The question is…is that facsimile accurate?
Consider this… Walt Disney, when creating Disneyland in the 1950s, centered it around a “Main Street USA” facsimile intended to represent the America of the turn of the year 1900. A time when he was a young boy. It has often been mentioned that he based it in large part on his own nostalgia for the main street (“Kansas Avenue”) of his childhood hometown in Marceline, Missouri.
And it was really authentic—the Imagineers who planned such things for Disneyland (and in later years other Main Streets in all the Disney parks) left nothing to chance. Well, authentic in one sense of the word. For the buildings themselves weren’t really modeled on the buildings in Marceline. They weren’t recreating Walt’s specific memories—they were recreating “the feel” of his idealized memories. Walt, who was born in 1901, lived in Marceline from 1906 to 1910. So this 1909 postcard of Marceline shows exactly what its main street looked like when he lived there.
Somehow it doesn’t quite look like the Disneyfied version! There don’t appear to be any “sidewalks,” either concrete or wood plank, in front of the buildings. And it’s quite likely that the street you see here was just plain ol’ dirt. With dust whirling up to choke you in the miserably hot Missouri summertime, and turning to a nasty mud and slush in rainy and snowy seasons that would make a mess of the hems of those long dresses you see in the photo. Noting the dog in the pic, I’ll bet there were dog droppings on the ground everywhere (pooper-scooper laws hadn’t been invented yet) and plenty of accompanying flies. There would be no air conditioning inside those buildings when temps got up into the 100s. Nor are those buildings anything like the adorable, colorful “gingerbread architecture” of the Main Street USA buildings.

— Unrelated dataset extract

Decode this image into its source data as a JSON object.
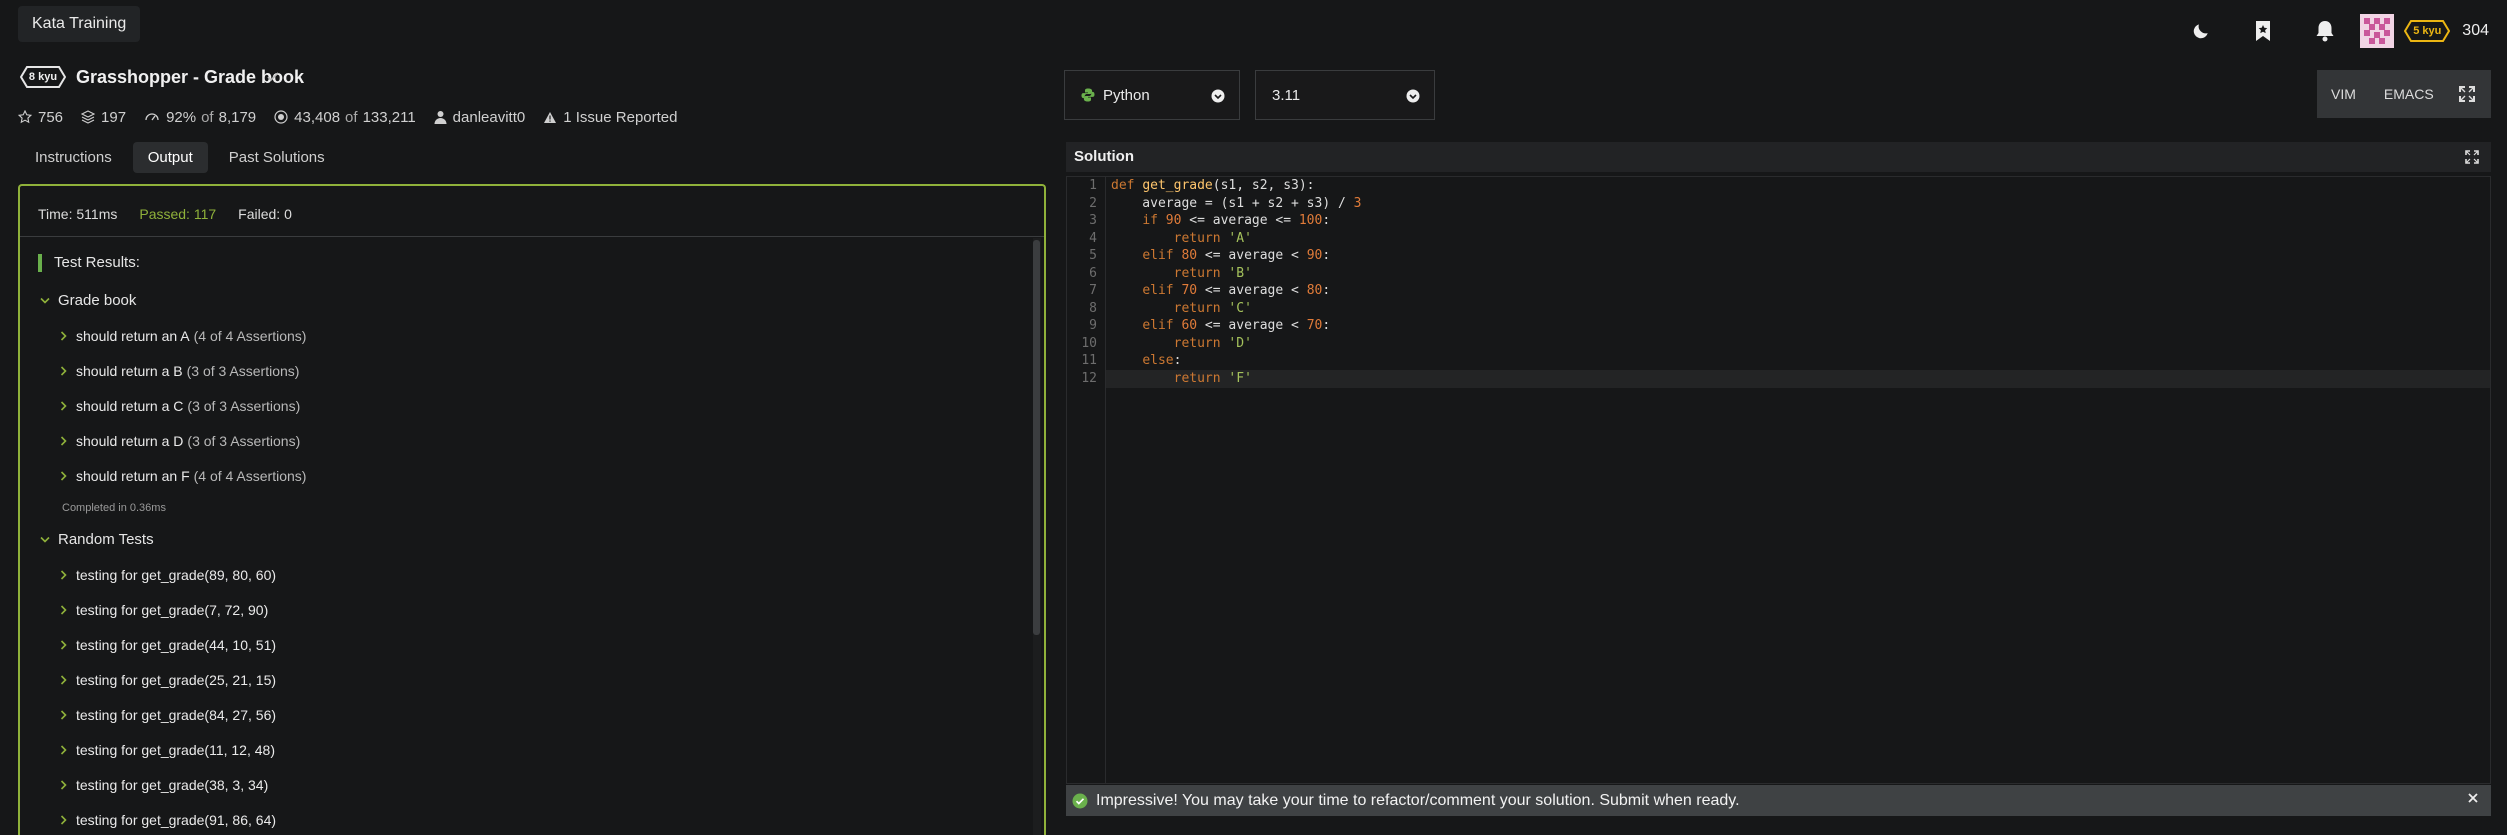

No, the Disney Imagineers had no desire to actually clone a dusty old Missouri town and make it the centerpiece of their splendiferous theme park. They took the emotional feelings and vague memories Walt had about this part of his youth, and created a setting worthy of them.

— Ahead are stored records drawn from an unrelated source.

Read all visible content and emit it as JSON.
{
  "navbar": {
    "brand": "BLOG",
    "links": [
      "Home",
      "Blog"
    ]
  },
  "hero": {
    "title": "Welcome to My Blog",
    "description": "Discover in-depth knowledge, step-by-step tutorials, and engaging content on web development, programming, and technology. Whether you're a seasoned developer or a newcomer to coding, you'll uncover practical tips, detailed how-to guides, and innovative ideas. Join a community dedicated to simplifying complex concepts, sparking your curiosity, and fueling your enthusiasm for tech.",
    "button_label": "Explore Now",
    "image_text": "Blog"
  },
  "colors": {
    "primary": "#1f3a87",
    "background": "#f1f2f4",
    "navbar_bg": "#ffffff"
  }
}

I would suggest that likewise, when trying to “recreate” a view of the 1950s for modern Americans, using artificial sets and artificial plots created for old TV shows like Ozzie and Harriet that you can watch on Youtube; using magazine layouts for ads from that period that you can see on Internet nostalgia sites; using isolated news stories from old newspapers that may well be based on public relations accounts created by professionals back then; and even using a smattering of anecdotal nostalgic memories of people who lived back in those days…may not provide an accurate view at all of what day to day life was like for the average man on the street and his family of the time.
So let’s consider in the next blog entry…why do so many today, who want to Make America Christian Again, look at the US of the 1950s as being the epitome of a righteous “Christian Nation”? What evidence has convicted them of that notion? And what made them think Donald Trump’s administration might be the vehicle by which they can get “Back to that Greatness”—made them think it so strongly that they turned out in huge numbers to vote for him, in spite of his obvious “personal history” of very, very UNChristian attitudes and activities? Prompted by religious leaders such as Franklin Graham…
The answer to those questions will take us back to the heyday of Franklin Graham’s Daddy…the iconic Billy Graham.